Is the Fiat 500L just a MINI Countryman wanna be or is it a good car in it’s own right?
For 2014 Fiat has released their first 4-door to the American market, the 500L. It’s bigger, better and, of course, more expensive than the 500C. And when I say more expensive, I mean a lot more expensive.
As much as I liked the 500L trying to build one on the Fiat website just about drove me crazy. The problem with buying a 500L is the way the option package pricing structure is designed. For example, if you want the dual-pane sunroof – and it is a really nice sunroof – it is only $1,100. HOWEVER, you can’t get the dual-pane sunroof unless you purchase at least $1,400 in additional options. This may be okay if the additional option packages are ones you would purchase anyway, but personally I find it misleading. Another example is the Popular Equipment Group and the Easy Premier Package. Each package is priced at $700, but I found it impossible to add one package without the other.
In fairness to Fiat, it is possible to buy a 500L at a reasonable price and still have a fairly decent car – it just won’t have a lot of extras such as a premium sound system or a back-up camera or dual-zone air-conditioning or automatic transmission or alloy wheels – all things I can live without. For $19,995 (including the destination fee) you can buy the 500L Pop. What it will have is heated power mirrors, remote keyless entry, air-conditioning, front/rear 1-touch up/down power windows, daytime running lights, a decent sound system with 6 speakers, steering-wheel mounted audio controls, USB and aux. sound inputs, integrated voice command with Bluetooth® and a 6-speed stick-shift – which I prefer in European cars.
So for $19,995, how does the 500L Pop compare to a base model MINI Countryman?
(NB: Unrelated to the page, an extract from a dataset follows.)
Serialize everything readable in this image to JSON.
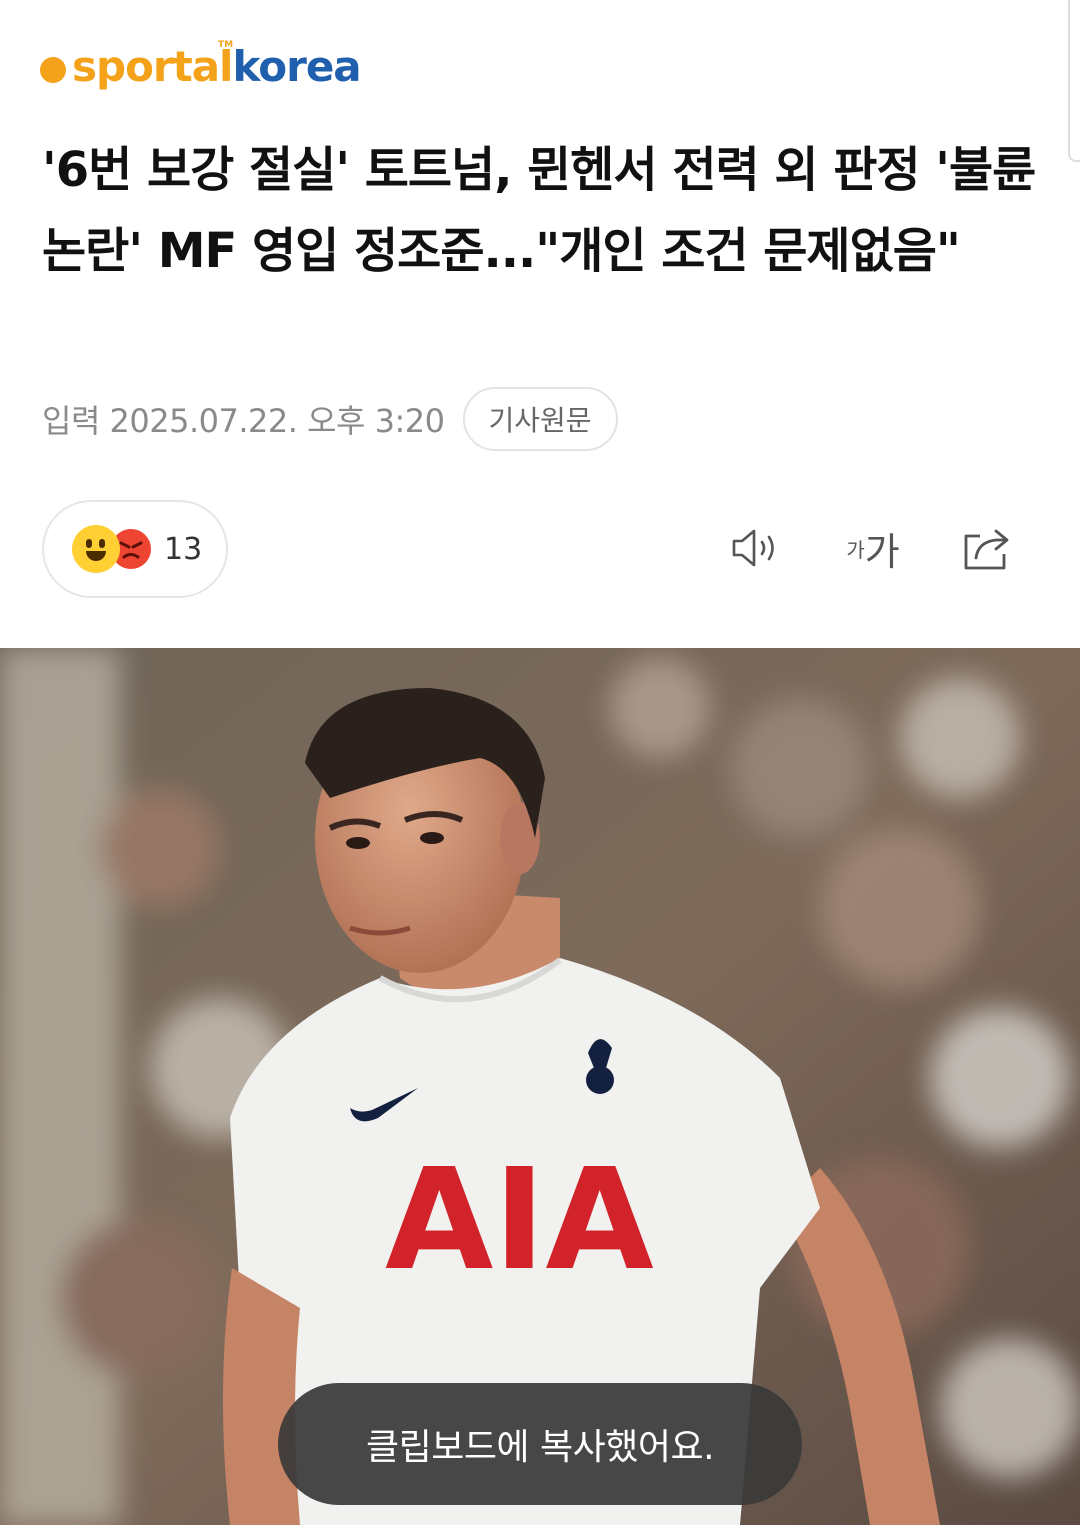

Both cars are attractive, have unique, fun interiors and are about the same size … and that is where their similarities end. The 500L is fun to drive but not nearly as much fun as a MINI Countryman, also the seats in the 500L aren’t as comfortable. On the other hand, the 500L Pop is a lot cheaper. A comparably equipped Countryman is almost $3,000 more than the Pop and has less interior space, less cargo space, and only seats four, but it will have 17” alloy wheels instead of the 16” steel wheels found on the base 500L.
One of the really nice features of the 500L is how roomy it is for a small car. The back seats are raised slightly higher than the front seats – some manufacturers refer to this as theater or stadium seating. The high roof is great for taller passengers and adds to a feeling of spaciousness.
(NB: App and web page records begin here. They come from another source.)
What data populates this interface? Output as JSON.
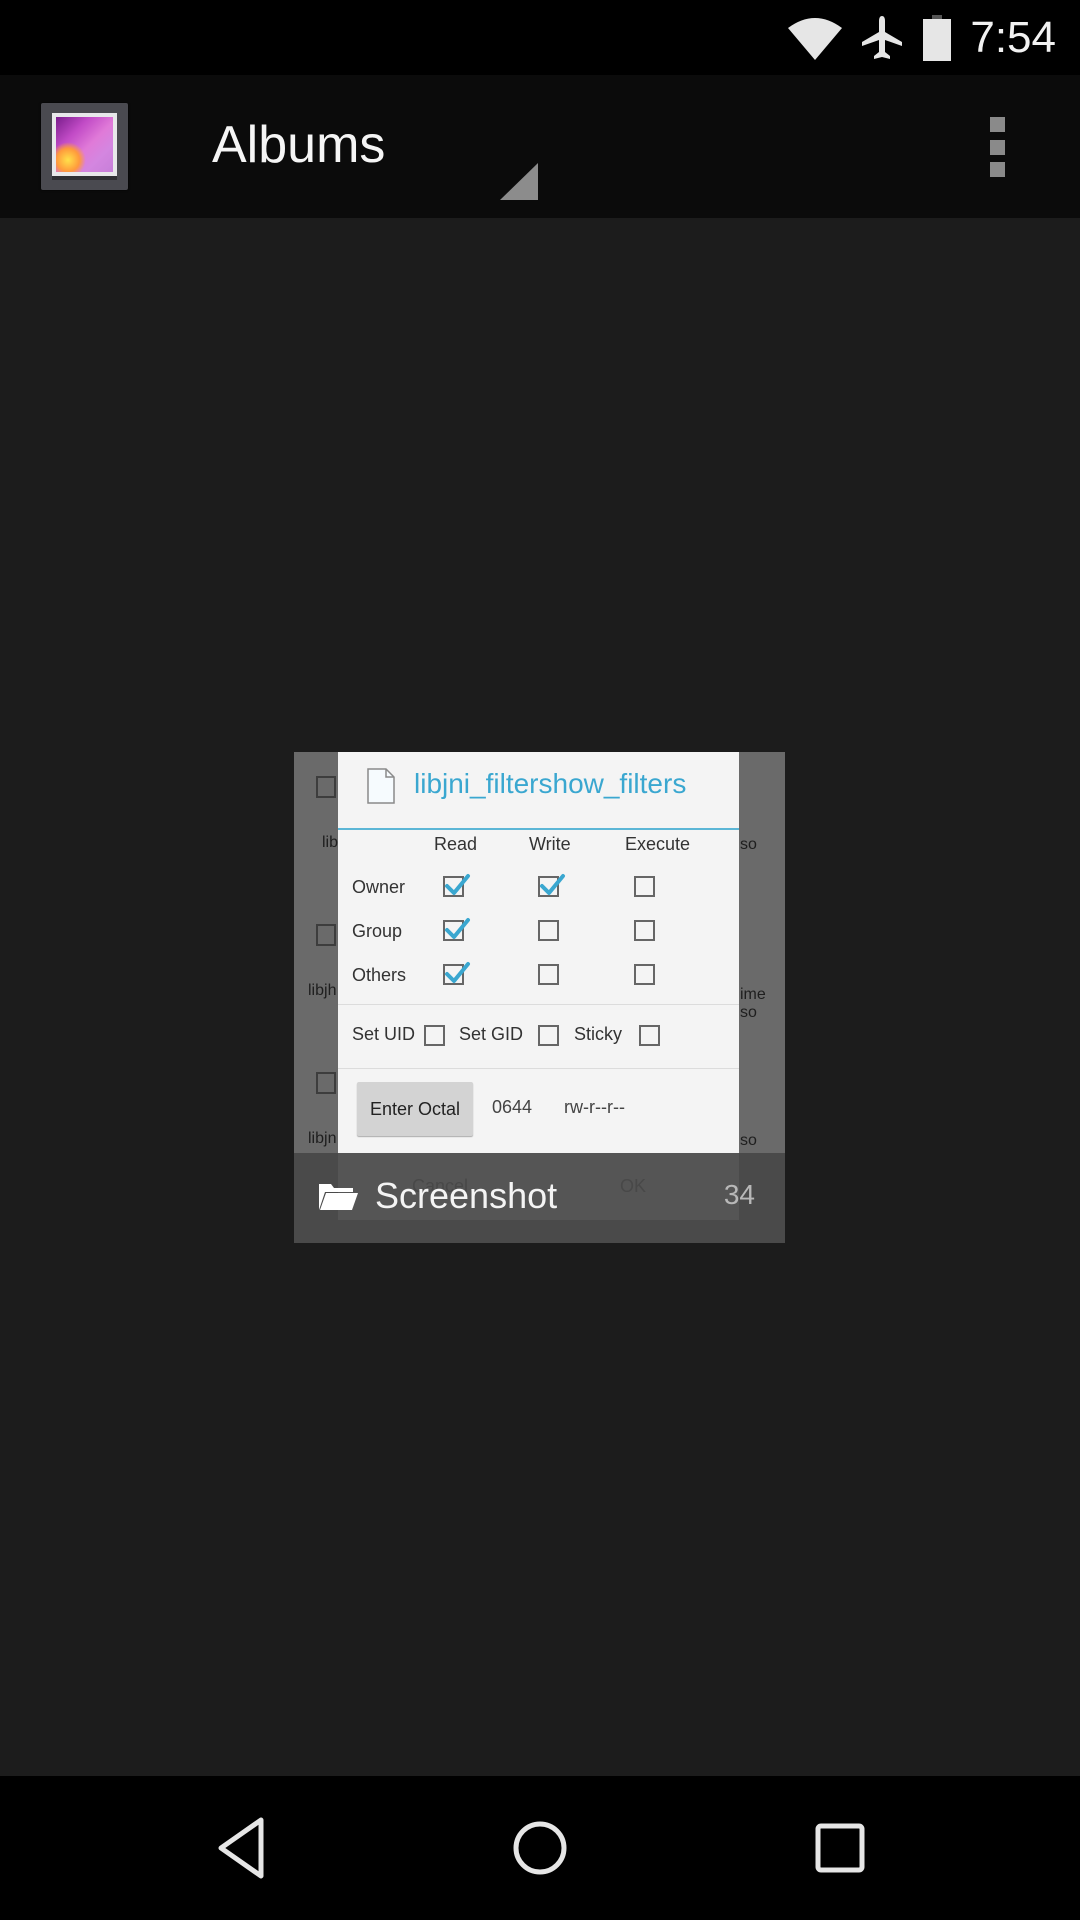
{
  "status_bar": {
    "time": "7:54",
    "icons": [
      "wifi-icon",
      "airplane-mode-icon",
      "battery-icon"
    ]
  },
  "action_bar": {
    "app_icon": "gallery-app-icon",
    "title": "Albums",
    "spinner_indicator": "dropdown-triangle-icon",
    "overflow_icon": "overflow-menu-icon"
  },
  "album": {
    "name": "Screenshot",
    "count": "34",
    "icon": "folder-icon",
    "thumbnail": {
      "background_fragments": {
        "left": [
          "lib",
          "libjh",
          "libjn"
        ],
        "right": [
          "so",
          "ime",
          "so",
          "so"
        ]
      },
      "dialog": {
        "title": "libjni_filtershow_filters",
        "title_icon": "file-icon",
        "accent_color": "#3aa7d0",
        "columns": [
          "Read",
          "Write",
          "Execute"
        ],
        "rows": [
          {
            "label": "Owner",
            "read": true,
            "write": true,
            "execute": false
          },
          {
            "label": "Group",
            "read": true,
            "write": false,
            "execute": false
          },
          {
            "label": "Others",
            "read": true,
            "write": false,
            "execute": false
          }
        ],
        "special": [
          {
            "label": "Set UID",
            "checked": false
          },
          {
            "label": "Set GID",
            "checked": false
          },
          {
            "label": "Sticky",
            "checked": false
          }
        ],
        "enter_octal_label": "Enter Octal",
        "octal_value": "0644",
        "permission_string": "rw-r--r--",
        "cancel_label": "Cancel",
        "ok_label": "OK"
      }
    }
  },
  "nav_bar": {
    "back": "back-icon",
    "home": "home-icon",
    "recents": "recents-icon"
  }
}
Ride and Handling
The 6-speed automatic transmission definitely takes some getting used to. To get a smooth start I had to drive it as if it were a stick-shift; meaning give it the gas to get the car moving and then let off the gas at each shift point. Once I got used to it, I didn’t have any problem with the automatic, but even with the 160hp turbo-charged engine the 500L will never be confused with a sports car. Personally, I would buy it with a stick-shift, but note the stick is only available in the “Pop”.
Visibility is good and the ride is solid. I didn’t hear any squeaks or rattles and overall the car seems tight and well made. The seats are comfortable and power lumbar support (not available on all models) is easily adjustable. Oddly enough, power-seats are not available on even the most expensive version of the 500L. Overall, the fit and finish of the interior seemed on a par with the Countryman or any other well made small car.
One of the most impressive things about the 500L is the back seat. It actually can seat 3 adults in reasonable comfort, and 2 adults very easily. The raised back seat not only improves visibility for the rear passengers it also makes them easy to get in and out of.
Safety and Reliability
The Insurance Institute for Highway Safety (IIHS) has designated the 500L a Top Safety Pick.
The 500L is too new for any reliability data, but a leading consumer magazine rated the similar 500C as worse than average. Note: If you are comparing the 500L to a MINI Countryman, the Countryman is rated as much worse than average by the same magazine.
Quick Reference Table — Fiat 500L versus the MINI Countryman
|2014 500L||2014 Countryman|
|MSRP (Including destination fee)||$19,995||$22,895|
|EPA (city,highway, combined)||25/33/28*||28/35/31*|
|Transmission||6-speed manual||Getrag 6-speed manual|
|Passenger volume (cu. ft.)||100*||87*|
|Cargo capacity (cu.ft.)||21*||16*|
|Basic warranty (months)||48||36|
*MPG and dimensions courtesy http://www.fueleconomy.gov
The Fiat 500L is a decent small car. As gas prices rise its biggest drawback may be that it requires Premium gas (so does the MINI Countryman). The 500L is fun to drive, surprisingly spacious for such a small car, and – in my humble opinion – is attractive. If you like the 500L you may also want to consider the updated Kia Soul and the updated VW Beetle.